“Sometimes I feel
The whole world looks at me like I’m crazy…”
In the hustle and bustle of the classroom, it’s so easy to lose track of who you are or to allow yourself to be defined by others’ false perceptions of you as a teacher. Especially as a new teacher, you’re juggling many new responsibilities and receiving numerous critiques about your teaching that can be quite confusing and seemingly contradictory. So in the scramble, you try to become the teacher you think you administration wants. However, being someone you’re not is exhausting. Yet, how do you become successful in the classroom? How do you balance the expectations of administrators, students, and parents without becoming a morphed version of your former self?
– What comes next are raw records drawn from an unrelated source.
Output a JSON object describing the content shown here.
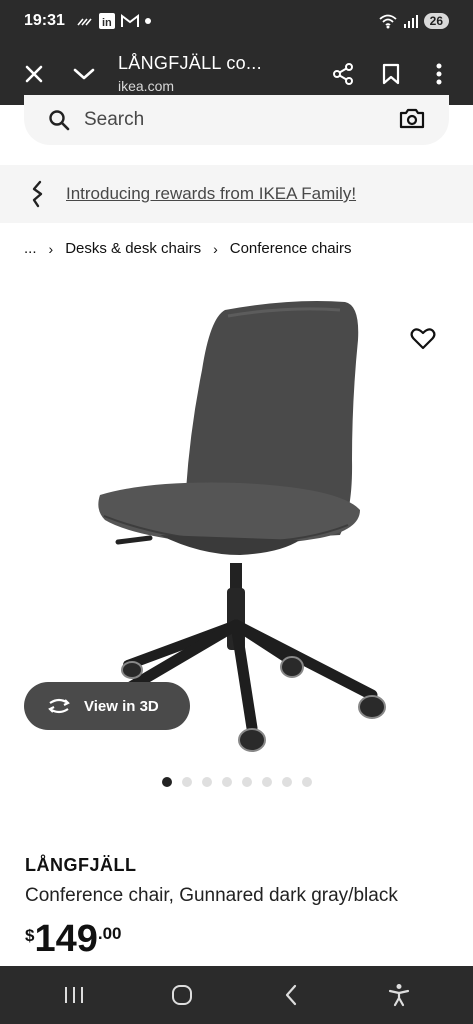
{
  "status_bar": {
    "time": "19:31",
    "battery": "26"
  },
  "browser": {
    "title": "LÅNGFJÄLL co...",
    "url": "ikea.com"
  },
  "search": {
    "placeholder": "Search"
  },
  "promo": {
    "text": "Introducing rewards from IKEA Family!"
  },
  "breadcrumb": {
    "ellipsis": "...",
    "items": [
      "Desks & desk chairs",
      "Conference chairs"
    ]
  },
  "view3d": {
    "label": "View in 3D"
  },
  "carousel": {
    "count": 8,
    "active_index": 0
  },
  "product": {
    "name": "LÅNGFJÄLL",
    "description": "Conference chair, Gunnared dark gray/black",
    "price_currency": "$",
    "price_integer": "149",
    "price_decimal": ".00"
  },
  "colors": {
    "bar_bg": "#2b2b2b",
    "promo_bg": "#f5f5f5",
    "view3d_bg": "#4a4a4a"
  }
}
While accepting constructive feedback from parents, administrators and students is important in the process of becoming a successful teacher, I can also testify that the greatest struggle I ever had in the classroom was when I tried to be someone I’m not. Although I have always been professional, I’m naturally quite expressive. I have a little urban edge and my “Detroit” shows up in my expressions. However, when I first began teaching, I thought I had to become a subdued Little House on the Prairie schoolmarm in front of administrators. Trust me, my early years as a teacher were a struggle and I’m pretty sure students were confused by my Jekyll and Hyde routine during evaluations.
While I frequently used my “Detroit” as a way to relate to the students and convey the content in a more interesting way in the classroom, I was always afraid to be myself when I was being evaluated. As the only African American teacher on staff, I hid my “Detroit” from my administrators during evaluations because I was afraid of how I would be perceived. Somehow, I thought my colloquialisms and unique expressions wouldn’t be as valued and it would be just another way that I would be seen as “different” or even worse viewed as less educated.
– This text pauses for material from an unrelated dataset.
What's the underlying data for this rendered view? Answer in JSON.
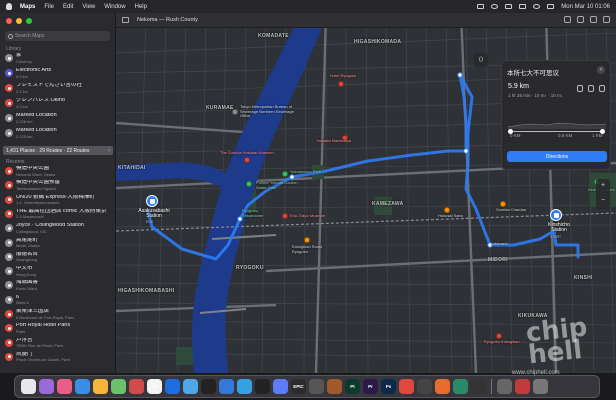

Then one year, I simply could not hide. That school year I received, as did the rest of my school, nearly 40 walk-throughs. My administrators went from being random strangers to common fixtures in my classroom. As I became more accustomed to their presence, I slowly began to relax. Then one day I received a really wonderful compliment when my “Detroit” escaped while I was explaining a really difficult content concept to the class. My administrator also noted that she didn’t realize I could make class so much fun since I seemed so serious during my other walk-throughs. After hearing this, I finally felt I could breathe. And although it was not an overnight transformation, my administrator’s comments resonated with me. Steadily I brought more of my authentic self to my classroom and my teacher evaluations have flourished. During this process, I learned that my authenticity was not only accepted, but welcomed.
So, if you would like to be more successful in the classroom, know who you are and use it!!! It is important to slow down, re-center, and bring your authentic self to class everyday regardless of parents, students, or administrators. However, the key is to find a way to actively combine constructive feedback with your own unique flair. I bet you’ll be happier and your students will be too.
“This above all to thy own self be true.” –William Shakespeare